All lines in the data below carrying the string "from" are to be located and copied.

[[ Records supplied open ]]

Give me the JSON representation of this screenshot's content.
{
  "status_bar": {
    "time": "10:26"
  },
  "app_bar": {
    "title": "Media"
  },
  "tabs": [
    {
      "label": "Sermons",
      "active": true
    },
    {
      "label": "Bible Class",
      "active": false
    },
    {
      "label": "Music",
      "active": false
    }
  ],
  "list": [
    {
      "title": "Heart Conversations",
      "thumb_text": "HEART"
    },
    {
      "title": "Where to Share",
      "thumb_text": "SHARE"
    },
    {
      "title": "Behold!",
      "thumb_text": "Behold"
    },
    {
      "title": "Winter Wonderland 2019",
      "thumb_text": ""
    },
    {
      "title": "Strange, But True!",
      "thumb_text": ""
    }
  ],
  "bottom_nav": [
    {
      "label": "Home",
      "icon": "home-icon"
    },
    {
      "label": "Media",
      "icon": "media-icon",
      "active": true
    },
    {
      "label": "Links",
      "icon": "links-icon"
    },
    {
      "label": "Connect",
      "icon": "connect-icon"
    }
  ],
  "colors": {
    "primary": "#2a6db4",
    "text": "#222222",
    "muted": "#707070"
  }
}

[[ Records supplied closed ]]
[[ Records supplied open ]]

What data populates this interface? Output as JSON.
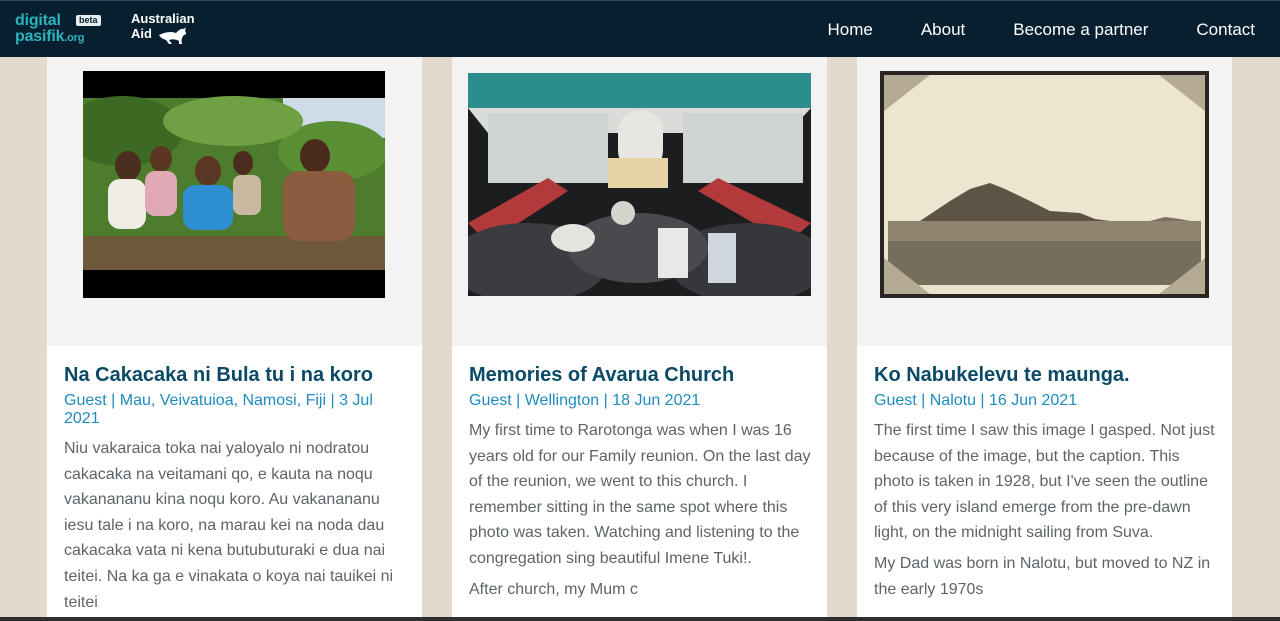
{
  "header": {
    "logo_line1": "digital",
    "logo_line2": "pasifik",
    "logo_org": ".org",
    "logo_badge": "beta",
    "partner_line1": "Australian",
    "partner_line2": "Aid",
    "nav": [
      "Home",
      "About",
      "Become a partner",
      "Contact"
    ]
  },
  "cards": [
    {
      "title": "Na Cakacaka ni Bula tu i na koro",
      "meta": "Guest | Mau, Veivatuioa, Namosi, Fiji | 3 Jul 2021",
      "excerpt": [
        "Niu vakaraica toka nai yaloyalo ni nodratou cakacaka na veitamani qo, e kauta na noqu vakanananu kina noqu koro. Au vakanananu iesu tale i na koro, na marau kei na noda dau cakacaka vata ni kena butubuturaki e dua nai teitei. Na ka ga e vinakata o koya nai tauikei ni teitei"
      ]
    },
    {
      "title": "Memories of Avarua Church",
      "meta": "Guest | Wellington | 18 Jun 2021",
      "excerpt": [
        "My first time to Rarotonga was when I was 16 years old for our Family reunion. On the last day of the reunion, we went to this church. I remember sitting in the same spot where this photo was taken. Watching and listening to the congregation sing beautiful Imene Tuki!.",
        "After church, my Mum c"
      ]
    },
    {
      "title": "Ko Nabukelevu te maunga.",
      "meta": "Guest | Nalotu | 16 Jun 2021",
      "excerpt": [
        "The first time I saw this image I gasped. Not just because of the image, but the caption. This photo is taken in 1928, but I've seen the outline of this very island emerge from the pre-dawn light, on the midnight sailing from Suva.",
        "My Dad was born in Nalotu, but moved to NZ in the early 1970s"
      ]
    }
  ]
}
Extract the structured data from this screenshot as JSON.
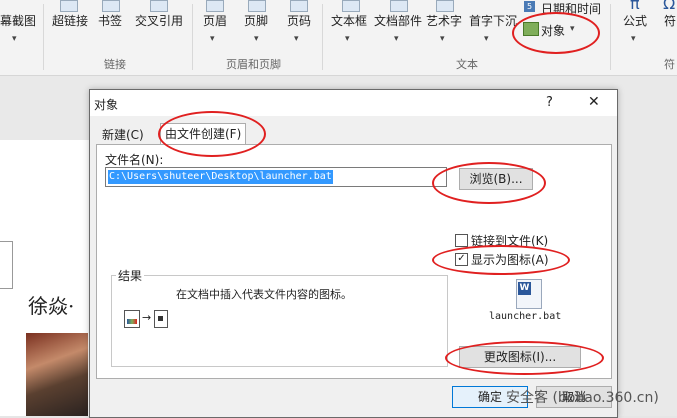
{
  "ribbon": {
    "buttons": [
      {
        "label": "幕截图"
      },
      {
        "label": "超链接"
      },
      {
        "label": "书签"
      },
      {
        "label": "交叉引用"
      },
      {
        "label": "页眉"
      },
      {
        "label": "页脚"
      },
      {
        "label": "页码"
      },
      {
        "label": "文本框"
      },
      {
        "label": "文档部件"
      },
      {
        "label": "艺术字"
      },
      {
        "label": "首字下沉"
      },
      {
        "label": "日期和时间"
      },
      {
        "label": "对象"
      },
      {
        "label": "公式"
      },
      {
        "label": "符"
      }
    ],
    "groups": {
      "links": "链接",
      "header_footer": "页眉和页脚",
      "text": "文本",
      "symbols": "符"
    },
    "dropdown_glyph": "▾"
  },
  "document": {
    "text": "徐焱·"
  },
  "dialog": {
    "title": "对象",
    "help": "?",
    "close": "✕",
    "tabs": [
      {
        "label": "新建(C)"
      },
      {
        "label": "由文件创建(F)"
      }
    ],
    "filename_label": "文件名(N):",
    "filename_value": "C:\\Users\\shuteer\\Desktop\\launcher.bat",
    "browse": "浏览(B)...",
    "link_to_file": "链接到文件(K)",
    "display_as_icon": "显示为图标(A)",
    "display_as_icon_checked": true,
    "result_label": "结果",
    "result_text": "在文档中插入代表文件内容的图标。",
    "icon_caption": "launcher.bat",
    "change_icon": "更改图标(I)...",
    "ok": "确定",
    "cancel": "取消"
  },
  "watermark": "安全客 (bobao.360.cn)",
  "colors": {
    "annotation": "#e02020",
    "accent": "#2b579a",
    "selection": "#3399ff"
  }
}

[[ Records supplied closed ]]

[Response to this exercise]
        "The first time I saw this image I gasped. Not just because of the image, but the caption. This photo is taken in 1928, but I've seen the outline of this very island emerge from the pre-dawn light, on the midnight sailing from Suva.",
Extract the structured data from this screenshot as JSON.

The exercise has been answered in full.